▸ **WORK TASK**
Please retype every record exactly as it appears, omitting the pictures.

▸ **Data about app and page elements**
============================================================

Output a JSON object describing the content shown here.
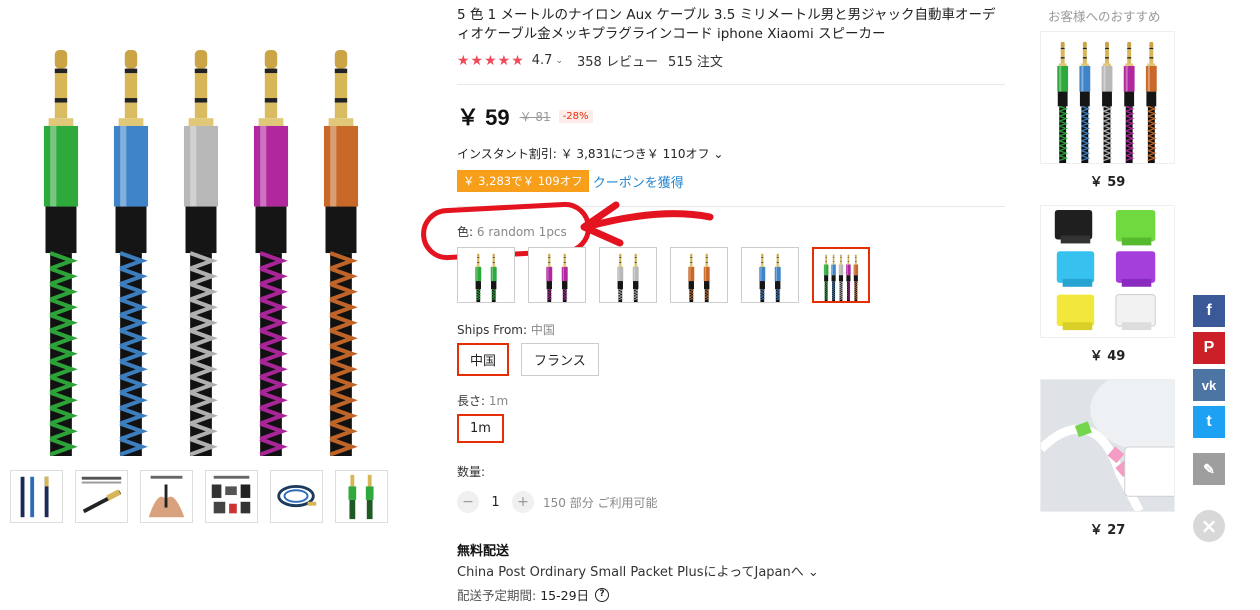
{
  "product": {
    "title": "5 色 1 メートルのナイロン Aux ケーブル 3.5 ミリメートル男と男ジャック自動車オーディオケーブル金メッキプラグラインコード iphone Xiaomi スピーカー",
    "stars": "★★★★★",
    "rating": "4.7",
    "reviews": "358 レビュー",
    "orders": "515 注文",
    "price": "￥ 59",
    "old_price": "￥ 81",
    "discount": "-28%",
    "instant_discount": "インスタント割引: ￥ 3,831につき￥ 110オフ ⌄",
    "coupon_tag": "￥ 3,283で￥ 109オフ",
    "coupon_link": "クーポンを獲得",
    "color_label": "色:",
    "color_value": "6 random 1pcs",
    "swatches": [
      {
        "colors": [
          "#2eaa3c"
        ],
        "selected": false
      },
      {
        "colors": [
          "#b0279e"
        ],
        "selected": false
      },
      {
        "colors": [
          "#b8b8b8"
        ],
        "selected": false
      },
      {
        "colors": [
          "#c8692a"
        ],
        "selected": false
      },
      {
        "colors": [
          "#3f84c8"
        ],
        "selected": false
      },
      {
        "colors": [
          "#2eaa3c",
          "#3f84c8",
          "#b8b8b8",
          "#b0279e",
          "#c8692a"
        ],
        "selected": true
      }
    ],
    "ships_from_label": "Ships From:",
    "ships_from_value": "中国",
    "ships_options": [
      {
        "label": "中国",
        "selected": true
      },
      {
        "label": "フランス",
        "selected": false
      }
    ],
    "length_label": "長さ:",
    "length_value": "1m",
    "length_options": [
      {
        "label": "1m",
        "selected": true
      }
    ],
    "quantity_label": "数量:",
    "quantity_minus": "−",
    "quantity_value": "1",
    "quantity_plus": "+",
    "quantity_available": "150 部分 ご利用可能",
    "shipping_title": "無料配送",
    "shipping_method": "China Post Ordinary Small Packet PlusによってJapanへ ⌄",
    "shipping_eta_label": "配送予定期間:",
    "shipping_eta": "15-29日",
    "shipping_help": "?"
  },
  "main_image_colors": [
    "#2eaa3c",
    "#3f84c8",
    "#b8b8b8",
    "#b0279e",
    "#c8692a"
  ],
  "recommendations": {
    "title": "お客様へのおすすめ",
    "items": [
      {
        "price": "￥ 59",
        "icon": "aux-cables-icon"
      },
      {
        "price": "￥ 49",
        "icon": "phone-stands-icon"
      },
      {
        "price": "￥ 27",
        "icon": "cable-protector-icon"
      }
    ]
  },
  "social": {
    "facebook": "f",
    "pinterest": "P",
    "vk": "vk",
    "twitter": "t",
    "edit": "✎",
    "close": "×",
    "colors": {
      "facebook": "#3b5998",
      "pinterest": "#cb2027",
      "vk": "#4c75a3",
      "twitter": "#1da1f2",
      "edit": "#9e9e9e"
    }
  }
}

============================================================

▸ **ANSWER SECTION**
Output a JSON object describing the content shown here.
{
  "product": {
    "title": "5 色 1 メートルのナイロン Aux ケーブル 3.5 ミリメートル男と男ジャック自動車オーディオケーブル金メッキプラグラインコード iphone Xiaomi スピーカー",
    "stars": "★★★★★",
    "rating": "4.7",
    "reviews": "358 レビュー",
    "orders": "515 注文",
    "price": "￥ 59",
    "old_price": "￥ 81",
    "discount": "-28%",
    "instant_discount": "インスタント割引: ￥ 3,831につき￥ 110オフ ⌄",
    "coupon_tag": "￥ 3,283で￥ 109オフ",
    "coupon_link": "クーポンを獲得",
    "color_label": "色:",
    "color_value": "6 random 1pcs",
    "swatches": [
      {
        "colors": [
          "#2eaa3c"
        ],
        "selected": false
      },
      {
        "colors": [
          "#b0279e"
        ],
        "selected": false
      },
      {
        "colors": [
          "#b8b8b8"
        ],
        "selected": false
      },
      {
        "colors": [
          "#c8692a"
        ],
        "selected": false
      },
      {
        "colors": [
          "#3f84c8"
        ],
        "selected": false
      },
      {
        "colors": [
          "#2eaa3c",
          "#3f84c8",
          "#b8b8b8",
          "#b0279e",
          "#c8692a"
        ],
        "selected": true
      }
    ],
    "ships_from_label": "Ships From:",
    "ships_from_value": "中国",
    "ships_options": [
      {
        "label": "中国",
        "selected": true
      },
      {
        "label": "フランス",
        "selected": false
      }
    ],
    "length_label": "長さ:",
    "length_value": "1m",
    "length_options": [
      {
        "label": "1m",
        "selected": true
      }
    ],
    "quantity_label": "数量:",
    "quantity_minus": "−",
    "quantity_value": "1",
    "quantity_plus": "+",
    "quantity_available": "150 部分 ご利用可能",
    "shipping_title": "無料配送",
    "shipping_method": "China Post Ordinary Small Packet PlusによってJapanへ ⌄",
    "shipping_eta_label": "配送予定期間:",
    "shipping_eta": "15-29日",
    "shipping_help": "?"
  },
  "main_image_colors": [
    "#2eaa3c",
    "#3f84c8",
    "#b8b8b8",
    "#b0279e",
    "#c8692a"
  ],
  "recommendations": {
    "title": "お客様へのおすすめ",
    "items": [
      {
        "price": "￥ 59",
        "icon": "aux-cables-icon"
      },
      {
        "price": "￥ 49",
        "icon": "phone-stands-icon"
      },
      {
        "price": "￥ 27",
        "icon": "cable-protector-icon"
      }
    ]
  },
  "social": {
    "facebook": "f",
    "pinterest": "P",
    "vk": "vk",
    "twitter": "t",
    "edit": "✎",
    "close": "×",
    "colors": {
      "facebook": "#3b5998",
      "pinterest": "#cb2027",
      "vk": "#4c75a3",
      "twitter": "#1da1f2",
      "edit": "#9e9e9e"
    }
  }
}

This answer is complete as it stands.